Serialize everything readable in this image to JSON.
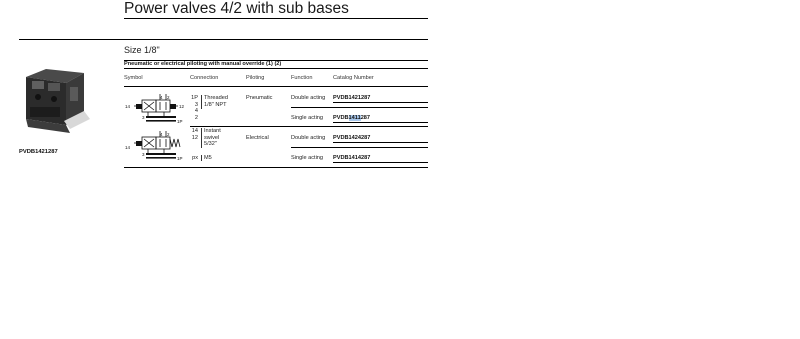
{
  "title": "Power valves 4/2 with sub bases",
  "size_label": "Size 1/8\"",
  "caption": "Pneumatic or electrical piloting with manual override (1) (2)",
  "product_label": "PVDB1421287",
  "table": {
    "headers": [
      "Symbol",
      "Connection",
      "Piloting",
      "Function",
      "Catalog Number"
    ],
    "groups": [
      {
        "symbol_labels": {
          "port4": "4",
          "port2": "2",
          "port14": "14",
          "port12": "12",
          "port3": "3",
          "port1p": "1P"
        },
        "connection_ports": [
          "1P",
          "3",
          "4",
          "2"
        ],
        "connection_desc": [
          "Threaded",
          "1/8\" NPT"
        ],
        "piloting": "Pneumatic",
        "rows": [
          {
            "function": "Double acting",
            "catalog": "PVDB1421287"
          },
          {
            "function": "Single acting",
            "catalog_pre": "PVDB",
            "catalog_hl": "1411",
            "catalog_post": "287"
          }
        ]
      },
      {
        "symbol_labels": {
          "port4": "4",
          "port2": "2",
          "port14": "14",
          "port3": "3",
          "port1p": "1P"
        },
        "connection_ports": [
          "14",
          "12"
        ],
        "connection_desc": [
          "Instant",
          "swivel",
          "5/32\""
        ],
        "piloting": "Electrical",
        "rows": [
          {
            "function": "Double acting",
            "catalog": "PVDB1424287"
          },
          {
            "function": "Single acting",
            "catalog": "PVDB1414287"
          }
        ]
      }
    ],
    "footer": {
      "port": "px",
      "connection": "M5"
    }
  }
}
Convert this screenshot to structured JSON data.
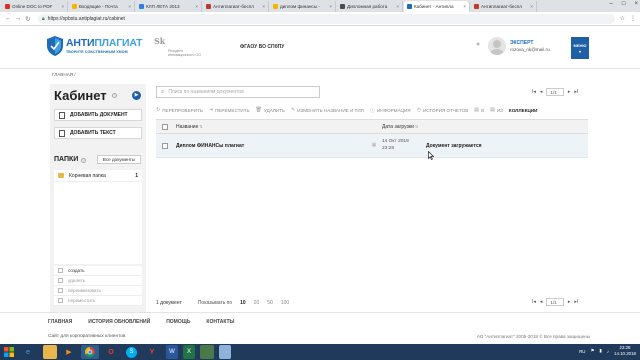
{
  "browser": {
    "tabs": [
      {
        "label": "Online DOC to PDF",
        "color": "#d93025",
        "active": false
      },
      {
        "label": "Входящие - Почта",
        "color": "#f4b400",
        "active": false
      },
      {
        "label": "КЛП ЛЕТА 2013",
        "color": "#2f7de1",
        "active": false
      },
      {
        "label": "Антиплагиат-беспл",
        "color": "#c0392b",
        "active": false
      },
      {
        "label": "диплом финансы - ",
        "color": "#f4b400",
        "active": false
      },
      {
        "label": "Дипломная работа",
        "color": "#4a4a4a",
        "active": false
      },
      {
        "label": "Кабинет - Антипла",
        "color": "#1e6bb8",
        "active": true
      },
      {
        "label": "Антиплагиат-беспл",
        "color": "#c0392b",
        "active": false
      }
    ],
    "url": "https://spbstu.antiplagiat.ru/cabinet"
  },
  "header": {
    "brand_part1": "АНТИ",
    "brand_part2": "ПЛАГИАТ",
    "slogan": "ТВОРИТЕ СОБСТВЕННЫМ УМОМ",
    "sk_mark": "Sk",
    "sk_text_line1": "Резидент",
    "sk_text_line2": "инновационного ОО",
    "org": "ФГАОУ ВО СПбПУ",
    "user_role": "ЭКСПЕРТ",
    "user_email": "rozova_nk@mail.ru",
    "menu_label": "МЕНЮ"
  },
  "breadcrumb": "ГЛАВНАЯ /",
  "left": {
    "title": "Кабинет",
    "add_document": "ДОБАВИТЬ ДОКУМЕНТ",
    "add_text": "ДОБАВИТЬ ТЕКСТ",
    "folders_title": "ПАПКИ",
    "all_documents": "Все документы",
    "folders": [
      {
        "name": "Корневая папка",
        "count": "1"
      }
    ],
    "folder_actions": {
      "create": "создать",
      "delete": "удалить",
      "rename": "переименовать",
      "move": "переместить"
    }
  },
  "main": {
    "search_placeholder": "Поиск по названиям документов",
    "pager": {
      "page": "1/1",
      "first": "I◂",
      "prev": "◂",
      "next": "▸",
      "last": "▸I"
    },
    "toolbar": {
      "recheck": "ПЕРЕПРОВЕРИТЬ",
      "move": "ПЕРЕМЕСТИТЬ",
      "delete": "УДАЛИТЬ",
      "rename": "ИЗМЕНИТЬ НАЗВАНИЕ И ТИП",
      "info": "ИНФОРМАЦИЯ",
      "history": "ИСТОРИЯ ОТЧЕТОВ",
      "in": "В",
      "from": "ИЗ",
      "collections": "КОЛЛЕКЦИИ"
    },
    "table": {
      "col_name": "Название",
      "col_date": "Дата загрузки",
      "rows": [
        {
          "name": "Диплом ФИНАНСы плагиат",
          "date": "14 Окт 2018",
          "time": "23:28",
          "status": "Документ загружается"
        }
      ]
    },
    "footer": {
      "count": "1 документ",
      "page_size_label": "Показывать по",
      "options": [
        "10",
        "20",
        "50",
        "100"
      ],
      "selected": "10"
    }
  },
  "site_footer": {
    "links": [
      "ГЛАВНАЯ",
      "ИСТОРИЯ ОБНОВЛЕНИЙ",
      "ПОМОЩЬ",
      "КОНТАКТЫ"
    ],
    "note": "Сайт для корпоративных клиентов",
    "copyright": "АО \"Антиплагиат\" 2005-2018 © Все права защищены"
  },
  "taskbar": {
    "time": "23:28",
    "date": "14.10.2018",
    "lang": "RU"
  }
}
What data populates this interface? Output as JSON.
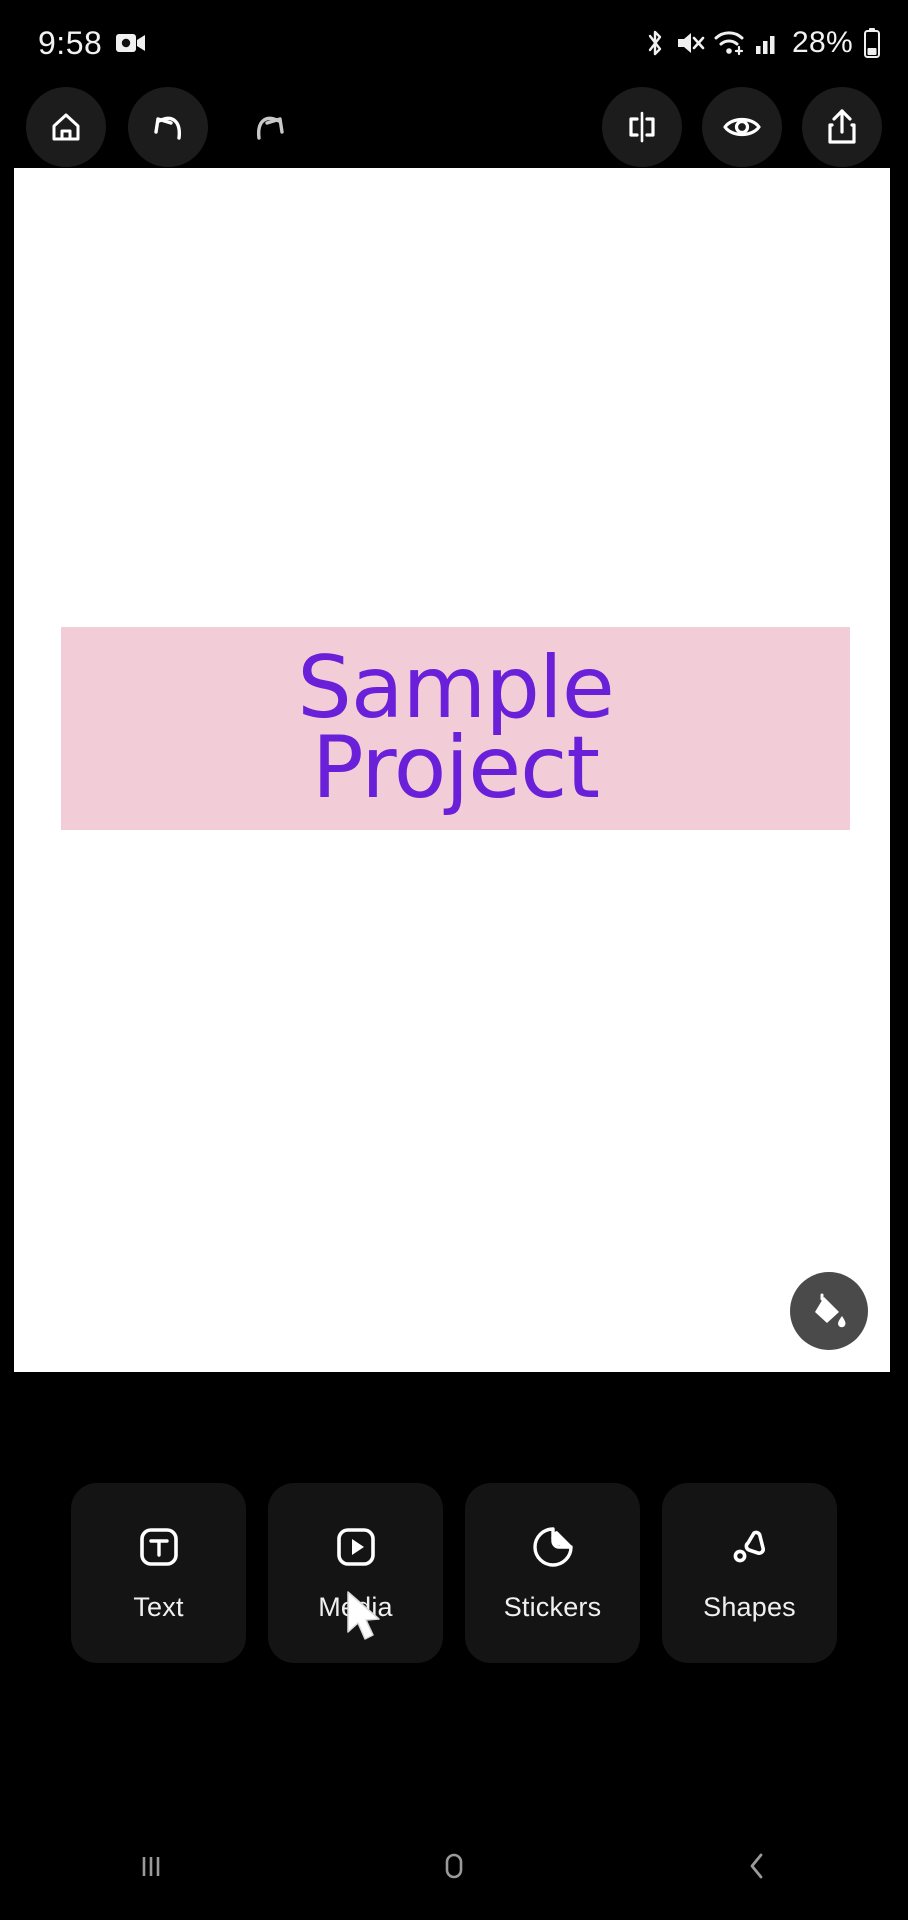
{
  "status_bar": {
    "time": "9:58",
    "battery_percent": "28%",
    "icons": [
      "video-recording-icon",
      "bluetooth-icon",
      "mute-icon",
      "wifi-icon",
      "cellular-signal-icon",
      "battery-icon"
    ]
  },
  "toolbar": {
    "home_label": "Home",
    "undo_label": "Undo",
    "redo_label": "Redo",
    "flip_label": "Flip",
    "preview_label": "Preview",
    "share_label": "Share",
    "icons": [
      "home-icon",
      "undo-icon",
      "redo-icon",
      "flip-horizontal-icon",
      "eye-icon",
      "share-icon"
    ]
  },
  "canvas": {
    "background_color": "#ffffff",
    "text_element": {
      "content": "Sample\nProject",
      "text_color": "#6a20d8",
      "highlight_color": "#f2cdd7"
    },
    "fill_button": {
      "label": "Fill",
      "icon": "paint-bucket-icon",
      "background_color": "#4a4a4a"
    }
  },
  "tools": [
    {
      "label": "Text",
      "icon": "text-box-icon"
    },
    {
      "label": "Media",
      "icon": "media-play-icon"
    },
    {
      "label": "Stickers",
      "icon": "sticker-icon"
    },
    {
      "label": "Shapes",
      "icon": "shapes-icon"
    }
  ],
  "nav_bar": {
    "recents_label": "Recents",
    "home_label": "Home",
    "back_label": "Back"
  }
}
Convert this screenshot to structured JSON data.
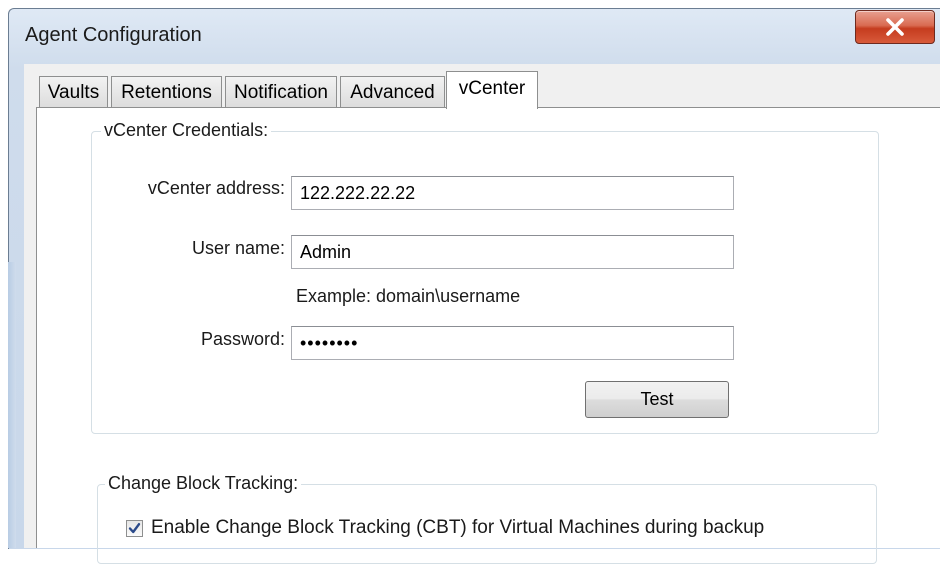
{
  "window": {
    "title": "Agent Configuration",
    "close_icon": "close-x-icon",
    "accent_color": "#c53c1f"
  },
  "tabs": [
    {
      "label": "Vaults",
      "active": false
    },
    {
      "label": "Retentions",
      "active": false
    },
    {
      "label": "Notification",
      "active": false
    },
    {
      "label": "Advanced",
      "active": false
    },
    {
      "label": "vCenter",
      "active": true
    }
  ],
  "credentials": {
    "group_label": "vCenter Credentials:",
    "address_label": "vCenter address:",
    "address_value": "122.222.22.22",
    "username_label": "User name:",
    "username_value": "Admin",
    "username_hint": "Example:  domain\\username",
    "password_label": "Password:",
    "password_value": "••••••••",
    "test_button": "Test"
  },
  "cbt": {
    "group_label": "Change Block Tracking:",
    "enable_label": "Enable Change Block Tracking (CBT) for Virtual Machines during backup",
    "enable_checked": true
  }
}
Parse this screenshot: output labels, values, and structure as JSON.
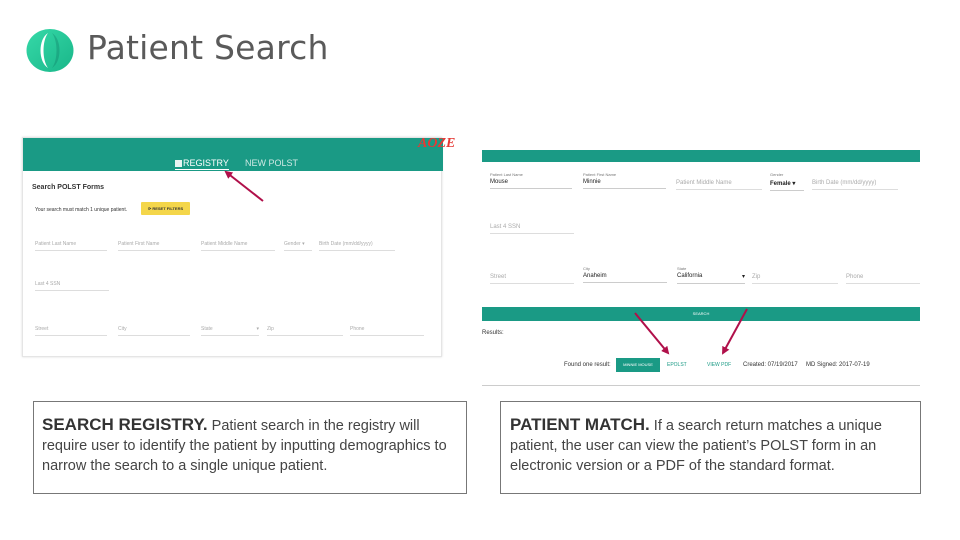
{
  "slide": {
    "title": "Patient Search",
    "logo_icon": "app-logo-icon"
  },
  "left_screenshot": {
    "logo_fragment": "AOZE",
    "tabs": [
      {
        "label": "REGISTRY",
        "icon": "grid-icon",
        "active": true
      },
      {
        "label": "NEW POLST",
        "active": false
      }
    ],
    "heading": "Search POLST Forms",
    "message": "Your search must match 1 unique patient.",
    "reset_button": "RESET FILTERS",
    "fields_row1": [
      "Patient Last Name",
      "Patient First Name",
      "Patient Middle Name",
      "Gender",
      "Birth Date (mm/dd/yyyy)"
    ],
    "field_ssn": "Last 4 SSN",
    "fields_row3": [
      "Street",
      "City",
      "State",
      "Zip",
      "Phone"
    ]
  },
  "right_screenshot": {
    "fields": {
      "last_name_label": "Patient Last Name",
      "last_name_value": "Mouse",
      "first_name_label": "Patient First Name",
      "first_name_value": "Minnie",
      "middle_name_placeholder": "Patient Middle Name",
      "gender_label": "Gender",
      "gender_value": "Female",
      "birth_date_placeholder": "Birth Date (mm/dd/yyyy)",
      "ssn_placeholder": "Last 4 SSN",
      "street_placeholder": "Street",
      "city_label": "City",
      "city_value": "Anaheim",
      "state_label": "State",
      "state_value": "California",
      "zip_placeholder": "Zip",
      "phone_placeholder": "Phone"
    },
    "search_button": "SEARCH",
    "results_label": "Results:",
    "found_text": "Found one result:",
    "patient_button": "MINNIE MOUSE",
    "epolst_link": "EPOLST",
    "viewpdf_link": "VIEW PDF",
    "created": "Created: 07/19/2017",
    "md_signed": "MD Signed: 2017-07-19"
  },
  "captions": {
    "left_heading": "SEARCH REGISTRY.",
    "left_body": " Patient search in the registry will require user to identify the patient by inputting demographics to narrow the search to a single unique patient.",
    "right_heading": "PATIENT MATCH.",
    "right_body": " If a search return matches a unique patient,  the user can view the patient’s POLST form in an electronic  version or a PDF of the standard format."
  },
  "colors": {
    "teal": "#1a9a85",
    "logo_green": "#2bd1a0",
    "arrow": "#b0104a",
    "reset_yellow": "#f4d64a"
  }
}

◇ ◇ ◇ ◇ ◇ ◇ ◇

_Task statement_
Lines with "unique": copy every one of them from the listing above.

_Answer space_
    "message": "Your search must match 1 unique patient.",
    "left_body": " Patient search in the registry will require user to identify the patient by inputting demographics to narrow the search to a single unique patient.",
    "right_body": " If a search return matches a unique patient,  the user can view the patient’s POLST form in an electronic  version or a PDF of the standard format."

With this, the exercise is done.